(Action item) Which lines below include "time"? Copy them all.

(Records)
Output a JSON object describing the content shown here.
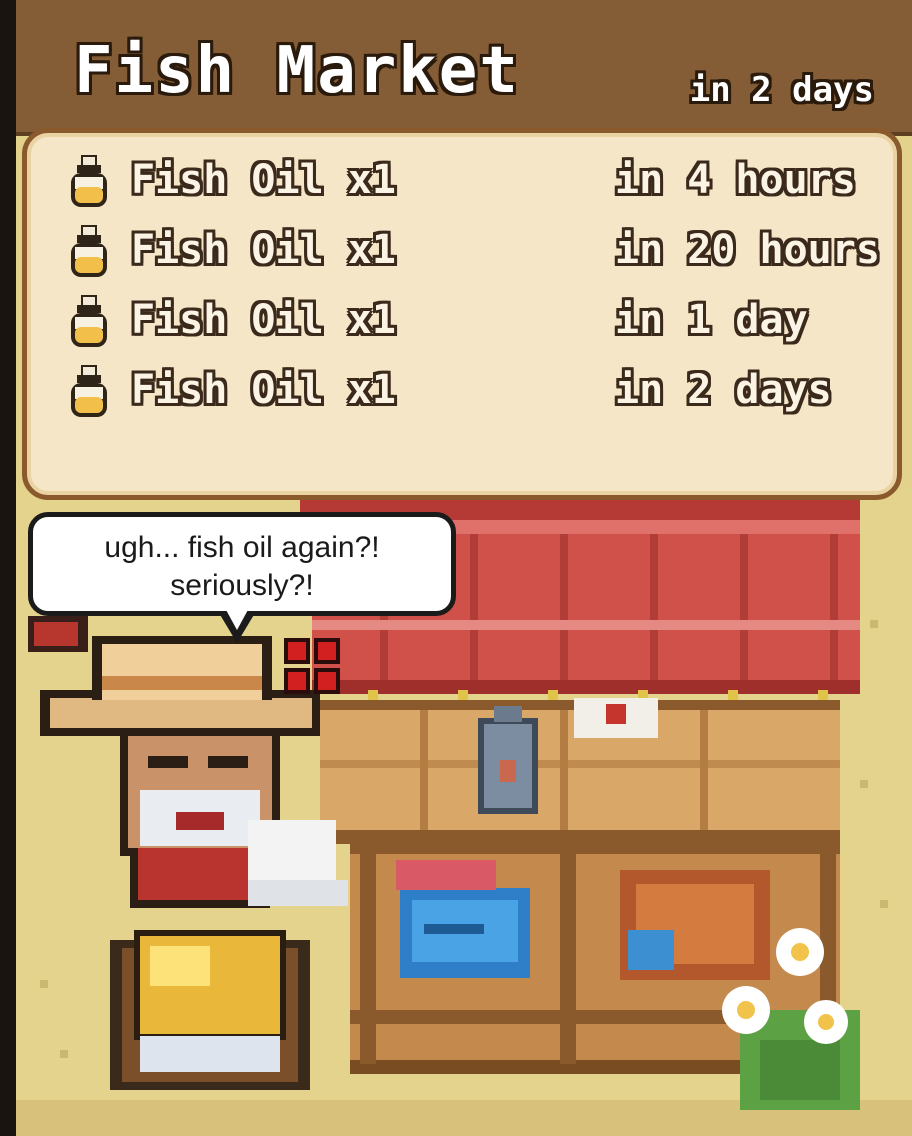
{
  "header": {
    "title": "Fish Market",
    "time": "in 2 days"
  },
  "orders": [
    {
      "item": "Fish Oil x1",
      "time": "in 4 hours",
      "icon": "potion-bottle-icon"
    },
    {
      "item": "Fish Oil x1",
      "time": "in 20 hours",
      "icon": "potion-bottle-icon"
    },
    {
      "item": "Fish Oil x1",
      "time": "in 1 day",
      "icon": "potion-bottle-icon"
    },
    {
      "item": "Fish Oil x1",
      "time": "in 2 days",
      "icon": "potion-bottle-icon"
    }
  ],
  "speech": {
    "line1": "ugh... fish oil again?!",
    "line2": "seriously?!"
  },
  "colors": {
    "header_bg": "#845d36",
    "panel_bg": "#f4e6c6",
    "panel_border": "#8a5a2c",
    "ground": "#e3d28c",
    "awning_red": "#cf4b45",
    "anger_mark": "#d21f1f"
  }
}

(The answer)
    "time": "in 2 days"
      "time": "in 4 hours",
      "time": "in 20 hours",
      "time": "in 1 day",
      "time": "in 2 days",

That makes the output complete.